### WHAT YOU NEED TO DO
Type out the data again. Keep every line exactly the same.

### DATA LISTING
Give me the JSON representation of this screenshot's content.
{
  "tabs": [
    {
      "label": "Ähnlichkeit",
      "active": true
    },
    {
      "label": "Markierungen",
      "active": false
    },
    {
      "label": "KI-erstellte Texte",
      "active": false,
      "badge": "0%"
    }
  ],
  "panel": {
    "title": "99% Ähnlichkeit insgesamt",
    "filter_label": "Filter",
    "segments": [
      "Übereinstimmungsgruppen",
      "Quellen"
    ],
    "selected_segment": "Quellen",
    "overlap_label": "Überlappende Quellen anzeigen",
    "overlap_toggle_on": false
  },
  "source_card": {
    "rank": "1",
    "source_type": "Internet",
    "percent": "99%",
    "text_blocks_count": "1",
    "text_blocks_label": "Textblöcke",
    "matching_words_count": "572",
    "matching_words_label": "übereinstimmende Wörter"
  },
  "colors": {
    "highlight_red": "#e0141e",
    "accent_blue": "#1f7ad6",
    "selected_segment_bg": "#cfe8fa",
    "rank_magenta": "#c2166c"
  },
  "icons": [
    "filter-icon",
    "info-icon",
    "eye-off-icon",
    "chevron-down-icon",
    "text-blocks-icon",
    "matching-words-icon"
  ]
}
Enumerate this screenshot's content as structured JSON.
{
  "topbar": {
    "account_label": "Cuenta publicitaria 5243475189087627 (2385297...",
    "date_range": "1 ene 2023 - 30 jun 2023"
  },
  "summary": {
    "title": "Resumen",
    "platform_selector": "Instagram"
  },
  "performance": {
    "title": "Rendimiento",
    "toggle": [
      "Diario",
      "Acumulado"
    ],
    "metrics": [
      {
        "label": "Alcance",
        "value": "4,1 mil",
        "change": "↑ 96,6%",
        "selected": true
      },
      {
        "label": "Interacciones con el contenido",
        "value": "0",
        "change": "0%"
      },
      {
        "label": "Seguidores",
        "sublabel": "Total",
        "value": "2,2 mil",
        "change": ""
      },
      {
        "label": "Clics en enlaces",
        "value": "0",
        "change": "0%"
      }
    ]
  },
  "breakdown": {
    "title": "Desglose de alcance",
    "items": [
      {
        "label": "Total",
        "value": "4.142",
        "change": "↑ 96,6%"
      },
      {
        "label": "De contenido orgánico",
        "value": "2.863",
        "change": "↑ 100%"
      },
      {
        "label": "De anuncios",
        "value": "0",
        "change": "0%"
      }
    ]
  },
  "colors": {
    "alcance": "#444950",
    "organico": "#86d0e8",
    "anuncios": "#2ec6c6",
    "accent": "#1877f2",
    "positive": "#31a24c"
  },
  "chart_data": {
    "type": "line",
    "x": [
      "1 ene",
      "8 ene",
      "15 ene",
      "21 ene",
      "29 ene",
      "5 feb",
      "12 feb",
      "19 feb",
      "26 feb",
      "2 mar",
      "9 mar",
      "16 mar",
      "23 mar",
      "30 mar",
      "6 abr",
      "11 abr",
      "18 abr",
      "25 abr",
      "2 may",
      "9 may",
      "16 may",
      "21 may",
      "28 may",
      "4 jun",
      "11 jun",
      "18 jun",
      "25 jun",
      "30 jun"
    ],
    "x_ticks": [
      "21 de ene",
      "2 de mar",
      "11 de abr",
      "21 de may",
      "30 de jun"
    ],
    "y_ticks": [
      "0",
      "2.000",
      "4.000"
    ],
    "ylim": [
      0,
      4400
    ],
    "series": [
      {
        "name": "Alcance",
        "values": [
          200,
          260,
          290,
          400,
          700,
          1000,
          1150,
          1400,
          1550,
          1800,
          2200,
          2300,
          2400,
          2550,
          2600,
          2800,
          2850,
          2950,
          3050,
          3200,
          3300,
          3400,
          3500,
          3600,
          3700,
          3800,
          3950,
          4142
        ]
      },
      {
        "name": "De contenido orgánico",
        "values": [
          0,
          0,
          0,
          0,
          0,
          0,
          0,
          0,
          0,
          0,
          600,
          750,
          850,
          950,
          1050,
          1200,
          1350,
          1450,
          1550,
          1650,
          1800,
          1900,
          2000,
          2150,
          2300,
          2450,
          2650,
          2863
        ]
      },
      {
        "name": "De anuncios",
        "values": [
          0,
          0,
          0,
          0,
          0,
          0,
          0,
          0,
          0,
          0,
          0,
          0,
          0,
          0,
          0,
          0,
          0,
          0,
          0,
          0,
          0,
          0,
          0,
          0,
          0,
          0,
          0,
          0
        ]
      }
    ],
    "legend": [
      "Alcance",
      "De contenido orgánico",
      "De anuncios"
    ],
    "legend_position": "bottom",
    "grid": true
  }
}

### COMPLETED TASK
Give me the JSON representation of this screenshot's content.
{
  "tabs": [
    {
      "label": "Ähnlichkeit",
      "active": true
    },
    {
      "label": "Markierungen",
      "active": false
    },
    {
      "label": "KI-erstellte Texte",
      "active": false,
      "badge": "0%"
    }
  ],
  "panel": {
    "title": "99% Ähnlichkeit insgesamt",
    "filter_label": "Filter",
    "segments": [
      "Übereinstimmungsgruppen",
      "Quellen"
    ],
    "selected_segment": "Quellen",
    "overlap_label": "Überlappende Quellen anzeigen",
    "overlap_toggle_on": false
  },
  "source_card": {
    "rank": "1",
    "source_type": "Internet",
    "percent": "99%",
    "text_blocks_count": "1",
    "text_blocks_label": "Textblöcke",
    "matching_words_count": "572",
    "matching_words_label": "übereinstimmende Wörter"
  },
  "colors": {
    "highlight_red": "#e0141e",
    "accent_blue": "#1f7ad6",
    "selected_segment_bg": "#cfe8fa",
    "rank_magenta": "#c2166c"
  },
  "icons": [
    "filter-icon",
    "info-icon",
    "eye-off-icon",
    "chevron-down-icon",
    "text-blocks-icon",
    "matching-words-icon"
  ]
}
Enumerate this screenshot's content as structured JSON.
{
  "topbar": {
    "account_label": "Cuenta publicitaria 5243475189087627 (2385297...",
    "date_range": "1 ene 2023 - 30 jun 2023"
  },
  "summary": {
    "title": "Resumen",
    "platform_selector": "Instagram"
  },
  "performance": {
    "title": "Rendimiento",
    "toggle": [
      "Diario",
      "Acumulado"
    ],
    "metrics": [
      {
        "label": "Alcance",
        "value": "4,1 mil",
        "change": "↑ 96,6%",
        "selected": true
      },
      {
        "label": "Interacciones con el contenido",
        "value": "0",
        "change": "0%"
      },
      {
        "label": "Seguidores",
        "sublabel": "Total",
        "value": "2,2 mil",
        "change": ""
      },
      {
        "label": "Clics en enlaces",
        "value": "0",
        "change": "0%"
      }
    ]
  },
  "breakdown": {
    "title": "Desglose de alcance",
    "items": [
      {
        "label": "Total",
        "value": "4.142",
        "change": "↑ 96,6%"
      },
      {
        "label": "De contenido orgánico",
        "value": "2.863",
        "change": "↑ 100%"
      },
      {
        "label": "De anuncios",
        "value": "0",
        "change": "0%"
      }
    ]
  },
  "colors": {
    "alcance": "#444950",
    "organico": "#86d0e8",
    "anuncios": "#2ec6c6",
    "accent": "#1877f2",
    "positive": "#31a24c"
  },
  "chart_data": {
    "type": "line",
    "x": [
      "1 ene",
      "8 ene",
      "15 ene",
      "21 ene",
      "29 ene",
      "5 feb",
      "12 feb",
      "19 feb",
      "26 feb",
      "2 mar",
      "9 mar",
      "16 mar",
      "23 mar",
      "30 mar",
      "6 abr",
      "11 abr",
      "18 abr",
      "25 abr",
      "2 may",
      "9 may",
      "16 may",
      "21 may",
      "28 may",
      "4 jun",
      "11 jun",
      "18 jun",
      "25 jun",
      "30 jun"
    ],
    "x_ticks": [
      "21 de ene",
      "2 de mar",
      "11 de abr",
      "21 de may",
      "30 de jun"
    ],
    "y_ticks": [
      "0",
      "2.000",
      "4.000"
    ],
    "ylim": [
      0,
      4400
    ],
    "series": [
      {
        "name": "Alcance",
        "values": [
          200,
          260,
          290,
          400,
          700,
          1000,
          1150,
          1400,
          1550,
          1800,
          2200,
          2300,
          2400,
          2550,
          2600,
          2800,
          2850,
          2950,
          3050,
          3200,
          3300,
          3400,
          3500,
          3600,
          3700,
          3800,
          3950,
          4142
        ]
      },
      {
        "name": "De contenido orgánico",
        "values": [
          0,
          0,
          0,
          0,
          0,
          0,
          0,
          0,
          0,
          0,
          600,
          750,
          850,
          950,
          1050,
          1200,
          1350,
          1450,
          1550,
          1650,
          1800,
          1900,
          2000,
          2150,
          2300,
          2450,
          2650,
          2863
        ]
      },
      {
        "name": "De anuncios",
        "values": [
          0,
          0,
          0,
          0,
          0,
          0,
          0,
          0,
          0,
          0,
          0,
          0,
          0,
          0,
          0,
          0,
          0,
          0,
          0,
          0,
          0,
          0,
          0,
          0,
          0,
          0,
          0,
          0
        ]
      }
    ],
    "legend": [
      "Alcance",
      "De contenido orgánico",
      "De anuncios"
    ],
    "legend_position": "bottom",
    "grid": true
  }
}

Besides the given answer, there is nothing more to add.